Please ask me anything upon problems which you want to know the solution!
My wife is worried about me because I was tutoring in my dreams last night.
Over the past couple of years, I have found myself more and more often recommending graphing calculators for Algebra 1 students. This wizard instrument, capable of far more than I myself know how to tap into, works well with my tutoring style. However, I have seen firsthand what the consequences can be when students learn to use them without guidance. So many times, I have worked with high school upperclassmen and college students who cannot perform basic operations with fractions, graph by hand, evaluate an expression by hand, or perform addition and subtract with positive and negative integers because they became reliant on their calculators before ever properly learning the skills. These students usually lack the time or motivation to go back and learn how to do the skills by hand. Their courses move along rapidly and they need to spend their tutoring time keeping pace with the more advanced ideas. This is particularly unfortunate because these are the same skills they are most...
Playing a math game. Following a recipe. Building a science project, robot, or electronic kit... These are some ways to use hands-on learning activities to make science and math more interesting. This summer, for example, I have been using some new modules that include electronics/science of electricity, automotive engine technology, solar energy labs, etc. for "gifted", "average", and "special needs" students. And everybody loved the new study lessons. Even the ADD/ADHD students (myself included) stayed interested during entire lessons.
I think we need more of this sort of thing in the schools. What do you think? If hands-on learning can keep the attention of ADD/ADHD students, it can work for other students too! I enjoy watching students learn through interactive games that utilize technology. For example, we like to race the clock and fill in math and science puzzles. There are many active ways to make learning more interesting, and before you know...
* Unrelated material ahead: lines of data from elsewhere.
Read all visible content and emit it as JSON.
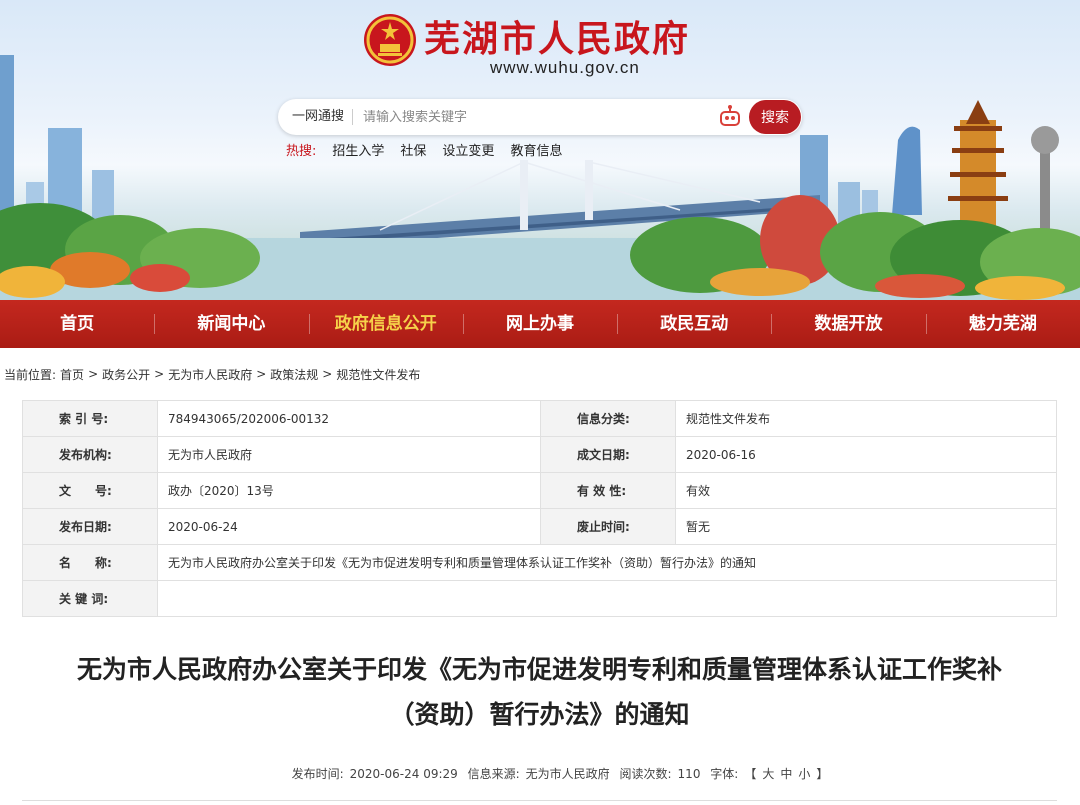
{
  "header": {
    "site_title": "芜湖市人民政府",
    "site_url": "www.wuhu.gov.cn",
    "search": {
      "scope": "一网通搜",
      "placeholder": "请输入搜索关键字",
      "button": "搜索"
    },
    "hot": {
      "label": "热搜:",
      "items": [
        "招生入学",
        "社保",
        "设立变更",
        "教育信息"
      ]
    }
  },
  "nav": {
    "items": [
      "首页",
      "新闻中心",
      "政府信息公开",
      "网上办事",
      "政民互动",
      "数据开放",
      "魅力芜湖"
    ],
    "active_index": 2
  },
  "breadcrumb": {
    "prefix": "当前位置:",
    "items": [
      "首页",
      "政务公开",
      "无为市人民政府",
      "政策法规",
      "规范性文件发布"
    ],
    "separator": ">"
  },
  "meta": {
    "index_no_label": "索 引 号:",
    "index_no": "784943065/202006-00132",
    "category_label": "信息分类:",
    "category": "规范性文件发布",
    "publisher_label": "发布机构:",
    "publisher": "无为市人民政府",
    "written_date_label": "成文日期:",
    "written_date": "2020-06-16",
    "doc_no_label": "文　　号:",
    "doc_no": "政办〔2020〕13号",
    "validity_label": "有 效 性:",
    "validity": "有效",
    "publish_date_label": "发布日期:",
    "publish_date": "2020-06-24",
    "expiry_label": "废止时间:",
    "expiry": "暂无",
    "name_label": "名　　称:",
    "name": "无为市人民政府办公室关于印发《无为市促进发明专利和质量管理体系认证工作奖补（资助）暂行办法》的通知",
    "keywords_label": "关 键 词:",
    "keywords": ""
  },
  "article": {
    "title_line1": "无为市人民政府办公室关于印发《无为市促进发明专利和质量管理体系认证工作奖补",
    "title_line2": "（资助）暂行办法》的通知",
    "published_label": "发布时间:",
    "published": "2020-06-24 09:29",
    "source_label": "信息来源:",
    "source": "无为市人民政府",
    "views_label": "阅读次数:",
    "views": "110",
    "font_label": "字体:",
    "font_open": "【",
    "font_large": "大",
    "font_medium": "中",
    "font_small": "小",
    "font_close": "】"
  },
  "colors": {
    "brand_red": "#c8161d",
    "nav_red": "#b6221a",
    "nav_active": "#f6d24a"
  }
}
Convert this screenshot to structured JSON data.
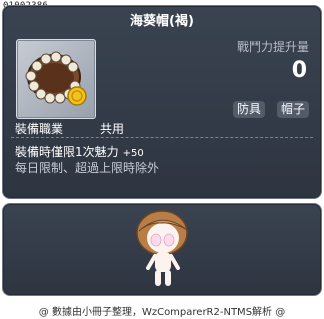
{
  "item_id": "01002386",
  "item": {
    "name": "海葵帽(褐)",
    "icon": "hat-icon"
  },
  "stats": {
    "caption": "戰鬥力提升量",
    "value": "0"
  },
  "tags": [
    "防具",
    "帽子"
  ],
  "job": {
    "label": "裝備職業",
    "value": "共用"
  },
  "effect": {
    "text": "裝備時僅限1次魅力",
    "bonus": "+50"
  },
  "restriction": "每日限制、超過上限時除外",
  "preview": {
    "icon": "character-preview-icon"
  },
  "footer": "@ 數據由小冊子整理，WzComparerR2-NTMS解析 @",
  "colors": {
    "panel_bg": "#343c48",
    "panel_border": "#6d7785",
    "text_primary": "#ffffff",
    "text_muted": "#b6bcc6",
    "tag_bg": "#525b68"
  }
}
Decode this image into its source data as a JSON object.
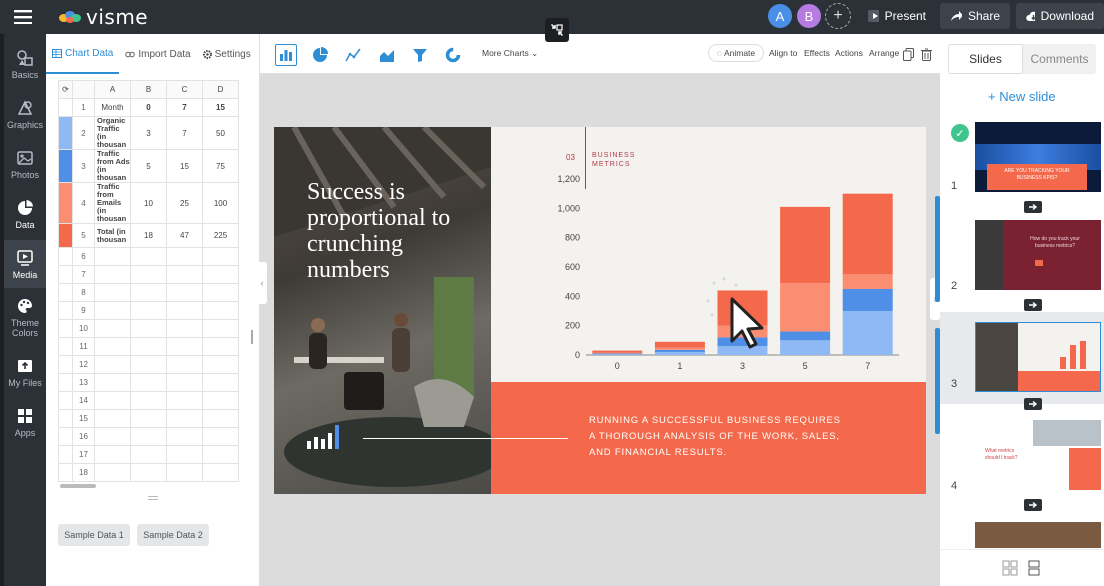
{
  "app": {
    "logo_text": "visme"
  },
  "avatars": [
    {
      "initial": "A",
      "color": "#4a8fe7"
    },
    {
      "initial": "B",
      "color": "#b57be0"
    }
  ],
  "topbar": {
    "present_label": "Present",
    "share_label": "Share",
    "download_label": "Download"
  },
  "leftrail": {
    "items": [
      {
        "label": "Basics",
        "icon": "shapes-icon"
      },
      {
        "label": "Graphics",
        "icon": "graphics-icon"
      },
      {
        "label": "Photos",
        "icon": "photo-icon"
      },
      {
        "label": "Data",
        "icon": "pie-chart-icon"
      },
      {
        "label": "Media",
        "icon": "media-icon"
      },
      {
        "label": "Theme Colors",
        "icon": "palette-icon"
      },
      {
        "label": "My Files",
        "icon": "upload-icon"
      },
      {
        "label": "Apps",
        "icon": "apps-icon"
      }
    ]
  },
  "datapanel": {
    "tabs": {
      "chart_data": "Chart Data",
      "import_data": "Import Data",
      "settings": "Settings"
    },
    "columns": [
      "A",
      "B",
      "C",
      "D"
    ],
    "rows": [
      {
        "n": "1",
        "a": "Month",
        "b": "0",
        "c": "7",
        "d": "15"
      },
      {
        "n": "2",
        "a": "Organic Traffic (in thousan",
        "b": "3",
        "c": "7",
        "d": "50"
      },
      {
        "n": "3",
        "a": "Traffic from Ads (in thousan",
        "b": "5",
        "c": "15",
        "d": "75"
      },
      {
        "n": "4",
        "a": "Traffic from Emails (in thousan",
        "b": "10",
        "c": "25",
        "d": "100"
      },
      {
        "n": "5",
        "a": "Total (in thousan",
        "b": "18",
        "c": "47",
        "d": "225"
      }
    ],
    "empty_rows": [
      "6",
      "7",
      "8",
      "9",
      "10",
      "11",
      "12",
      "13",
      "14",
      "15",
      "16",
      "17",
      "18"
    ],
    "sample_data_1": "Sample Data 1",
    "sample_data_2": "Sample Data 2"
  },
  "charttoolbar": {
    "more_charts": "More Charts",
    "animate": "Animate",
    "align_to": "Align to",
    "effects": "Effects",
    "actions": "Actions",
    "arrange": "Arrange"
  },
  "slide": {
    "title": "Success is proportional to crunching numbers",
    "section_number": "03",
    "section_label_line1": "BUSINESS",
    "section_label_line2": "METRICS",
    "body": "RUNNING A SUCCESSFUL BUSINESS REQUIRES A THOROUGH ANALYSIS OF THE WORK, SALES, AND FINANCIAL RESULTS."
  },
  "chart_data": {
    "type": "bar",
    "categories": [
      "0",
      "1",
      "3",
      "5",
      "7"
    ],
    "series": [
      {
        "color": "#8fb9f5",
        "values": [
          5,
          20,
          60,
          100,
          300
        ]
      },
      {
        "color": "#4f8fe8",
        "values": [
          5,
          15,
          60,
          60,
          150
        ]
      },
      {
        "color": "#fb8e72",
        "values": [
          5,
          15,
          80,
          330,
          100
        ]
      },
      {
        "color": "#f4694b",
        "values": [
          15,
          40,
          240,
          520,
          550
        ]
      }
    ],
    "ylim": [
      0,
      1200
    ],
    "yticks": [
      "0",
      "200",
      "400",
      "600",
      "800",
      "1,000",
      "1,200"
    ]
  },
  "rightpanel": {
    "tab_slides": "Slides",
    "tab_comments": "Comments",
    "new_slide": "+ New slide",
    "slide_numbers": [
      "1",
      "2",
      "3",
      "4"
    ]
  },
  "thumbs": {
    "t1_line1": "ARE YOU TRACKING YOUR",
    "t1_line2": "BUSINESS KPIS?",
    "t2_line1": "How do you track your",
    "t2_line2": "business metrics?",
    "t4_line1": "What metrics",
    "t4_line2": "should I track?"
  }
}
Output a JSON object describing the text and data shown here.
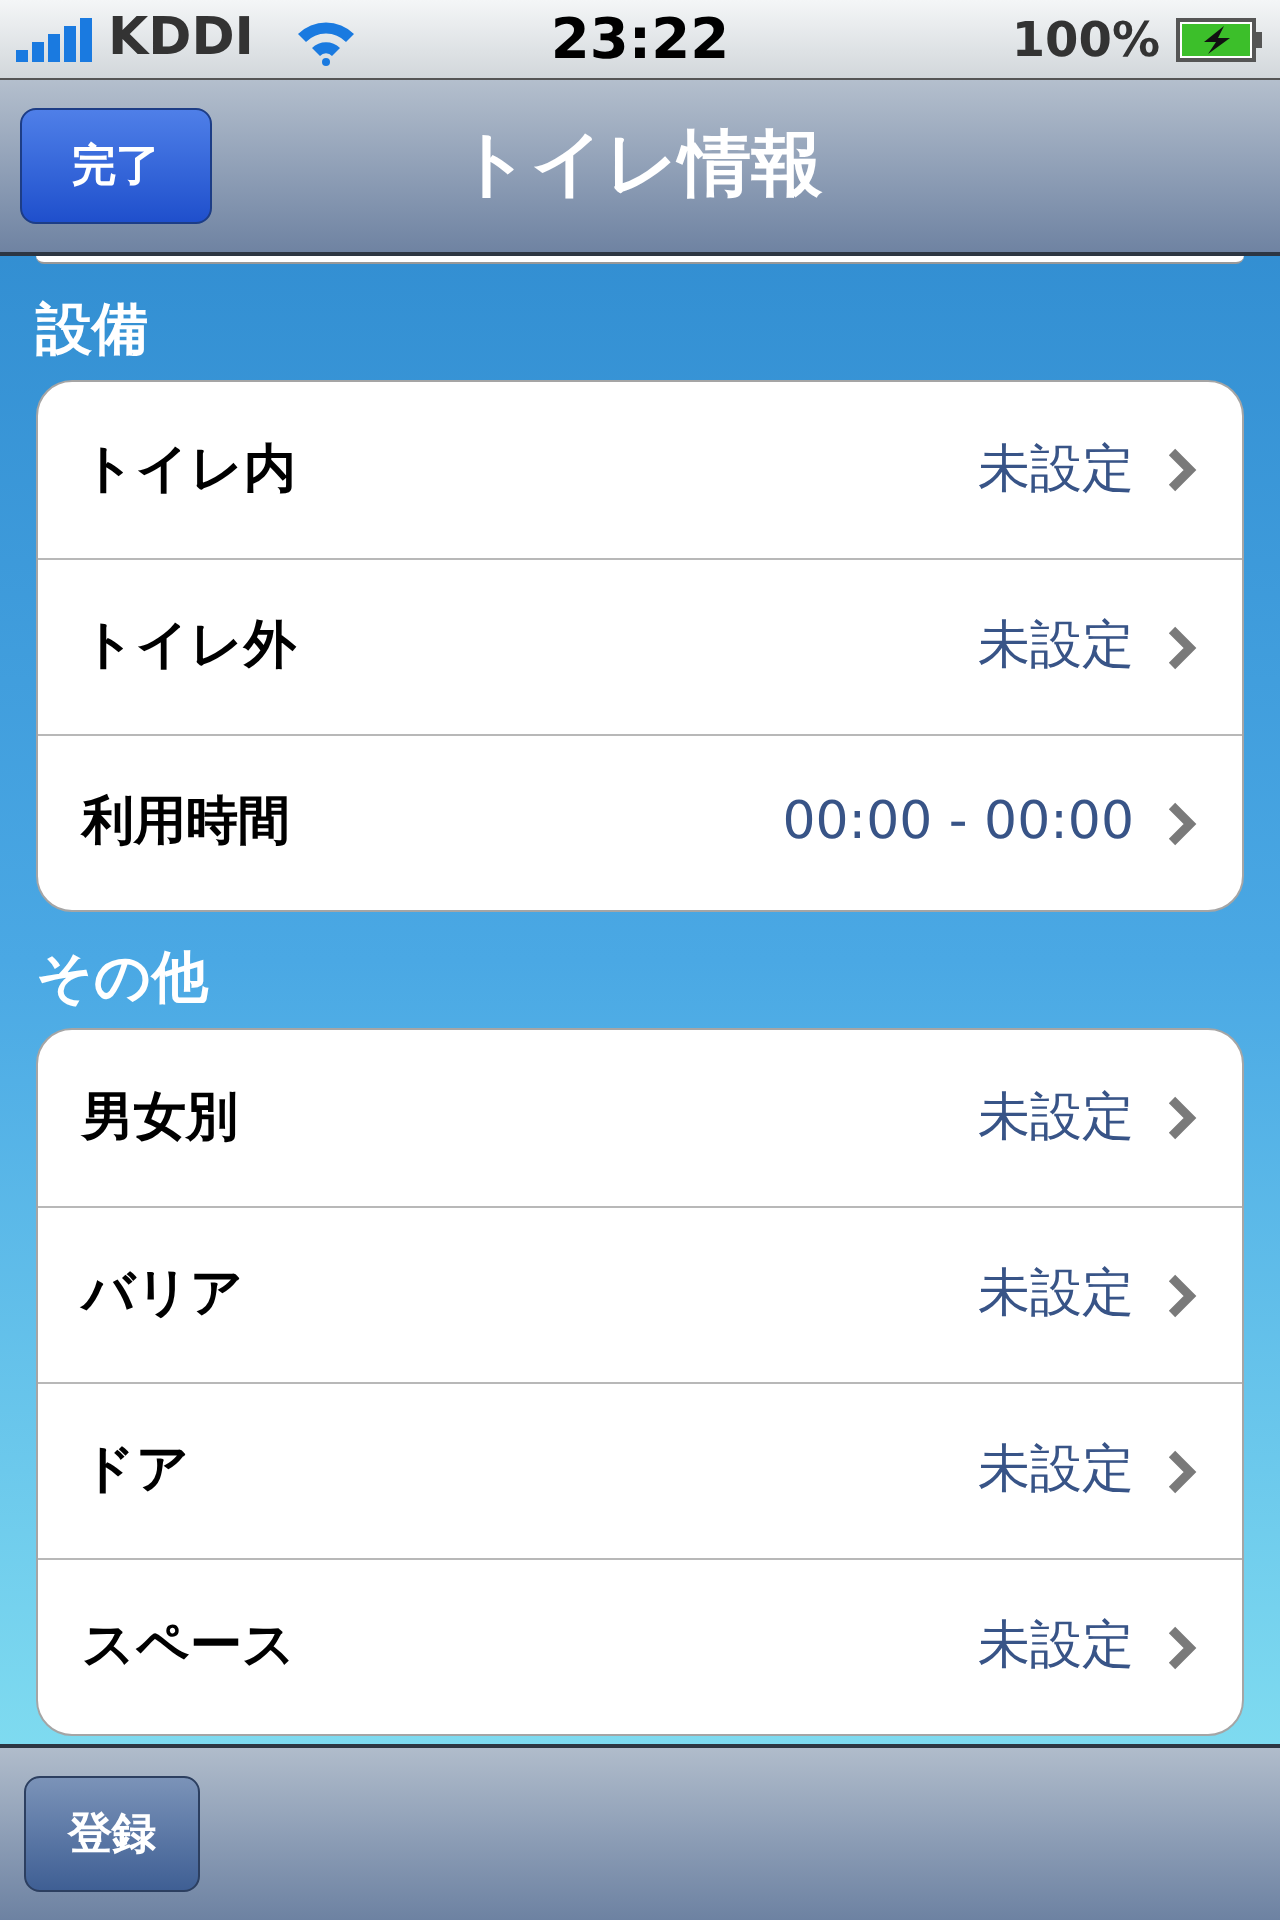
{
  "status_bar": {
    "carrier": "KDDI",
    "time": "23:22",
    "battery": "100%"
  },
  "nav_bar": {
    "done_button": "完了",
    "title": "トイレ情報"
  },
  "sections": [
    {
      "header": "設備",
      "rows": [
        {
          "label": "トイレ内",
          "value": "未設定"
        },
        {
          "label": "トイレ外",
          "value": "未設定"
        },
        {
          "label": "利用時間",
          "value": "00:00 - 00:00"
        }
      ]
    },
    {
      "header": "その他",
      "rows": [
        {
          "label": "男女別",
          "value": "未設定"
        },
        {
          "label": "バリア",
          "value": "未設定"
        },
        {
          "label": "ドア",
          "value": "未設定"
        },
        {
          "label": "スペース",
          "value": "未設定"
        }
      ]
    }
  ],
  "toolbar": {
    "register_button": "登録"
  }
}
The best way to learn and study for tests is to use technology. Websites like StudyIsland give you a chance to run through subject matter sample questions, at 10 or 15 or 20 at a time. Studies show that repeated scores averaging say 80%, result in a most probable 70% on the actual quiz, test, exam taken. The good news is you can practice online until you have command of the topic. As your average goes up so does your probable quiz, test, exam score go up. The bad news is that it costs to use Websites like StudyIsland. As a tutor I have my own access which I will let you use while I am tutoring you.
I'm a new tutor to this site. Within the past few days, I've been working on getting certified in as many subjects as possible. These are all of the subjects I'm certified to tutor in on the website. Most of the subjects are in math or science. Some are in English topics as well like in reading and writing, etc. I also am certified to tutor to prepare for a lot of standardized tests and a few common computer software programs people use. Please read my profile if you need a new tutor in the Hillsboro or Portland area!
I was not taught how to practice piano until college. The time spent alone practicing is just as important as the lesson itself, as it connects one lesson to the next. Practicing without much of a plan, I found myself less prepared than I thought I was when I walked onstage for my recitals. Including practicing strategies in the lesson gives students the confidence they need to work on their own between lessons.
From techniques I learned in college and my own research, I have developed a method that is adaptable for many subjects. While there are many effective methods of practicing, this one has been quite successful for my students and me, as it covers multiple problems that typically arise. I will use piano and test preparation as examples.
Some form of baseline data reveals the strengths and weaknesses of the student and determines the focus of preparation and practice.
Piano: Play through at a steady tempo, taking notes as soon as the section is finished...